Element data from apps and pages
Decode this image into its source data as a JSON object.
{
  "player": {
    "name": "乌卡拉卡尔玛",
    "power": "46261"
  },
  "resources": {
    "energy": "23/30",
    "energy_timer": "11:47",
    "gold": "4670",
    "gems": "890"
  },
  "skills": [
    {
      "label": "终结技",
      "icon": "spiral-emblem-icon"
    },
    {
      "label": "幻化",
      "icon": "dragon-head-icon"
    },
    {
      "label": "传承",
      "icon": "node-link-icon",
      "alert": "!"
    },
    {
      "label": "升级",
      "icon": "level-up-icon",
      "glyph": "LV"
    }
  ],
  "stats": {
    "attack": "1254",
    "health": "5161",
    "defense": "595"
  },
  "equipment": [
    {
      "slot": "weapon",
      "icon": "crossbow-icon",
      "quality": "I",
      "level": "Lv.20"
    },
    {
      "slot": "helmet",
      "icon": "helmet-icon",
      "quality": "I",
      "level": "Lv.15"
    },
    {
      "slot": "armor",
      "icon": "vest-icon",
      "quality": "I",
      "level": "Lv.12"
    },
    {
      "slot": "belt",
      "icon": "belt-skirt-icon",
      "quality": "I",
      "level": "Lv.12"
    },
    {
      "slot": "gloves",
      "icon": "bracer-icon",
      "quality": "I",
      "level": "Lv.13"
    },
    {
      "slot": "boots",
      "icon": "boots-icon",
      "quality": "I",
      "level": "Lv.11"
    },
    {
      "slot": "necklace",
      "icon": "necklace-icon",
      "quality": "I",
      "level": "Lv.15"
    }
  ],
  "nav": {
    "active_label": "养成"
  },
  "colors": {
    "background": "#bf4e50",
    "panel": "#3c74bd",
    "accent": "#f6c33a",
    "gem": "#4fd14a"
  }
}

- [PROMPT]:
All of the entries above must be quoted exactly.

- [RESPONSE AREA]:
Decode this image into its source data as a JSON object.
{
  "player": {
    "name": "乌卡拉卡尔玛",
    "power": "46261"
  },
  "resources": {
    "energy": "23/30",
    "energy_timer": "11:47",
    "gold": "4670",
    "gems": "890"
  },
  "skills": [
    {
      "label": "终结技",
      "icon": "spiral-emblem-icon"
    },
    {
      "label": "幻化",
      "icon": "dragon-head-icon"
    },
    {
      "label": "传承",
      "icon": "node-link-icon",
      "alert": "!"
    },
    {
      "label": "升级",
      "icon": "level-up-icon",
      "glyph": "LV"
    }
  ],
  "stats": {
    "attack": "1254",
    "health": "5161",
    "defense": "595"
  },
  "equipment": [
    {
      "slot": "weapon",
      "icon": "crossbow-icon",
      "quality": "I",
      "level": "Lv.20"
    },
    {
      "slot": "helmet",
      "icon": "helmet-icon",
      "quality": "I",
      "level": "Lv.15"
    },
    {
      "slot": "armor",
      "icon": "vest-icon",
      "quality": "I",
      "level": "Lv.12"
    },
    {
      "slot": "belt",
      "icon": "belt-skirt-icon",
      "quality": "I",
      "level": "Lv.12"
    },
    {
      "slot": "gloves",
      "icon": "bracer-icon",
      "quality": "I",
      "level": "Lv.13"
    },
    {
      "slot": "boots",
      "icon": "boots-icon",
      "quality": "I",
      "level": "Lv.11"
    },
    {
      "slot": "necklace",
      "icon": "necklace-icon",
      "quality": "I",
      "level": "Lv.15"
    }
  ],
  "nav": {
    "active_label": "养成"
  },
  "colors": {
    "background": "#bf4e50",
    "panel": "#3c74bd",
    "accent": "#f6c33a",
    "gem": "#4fd14a"
  }
}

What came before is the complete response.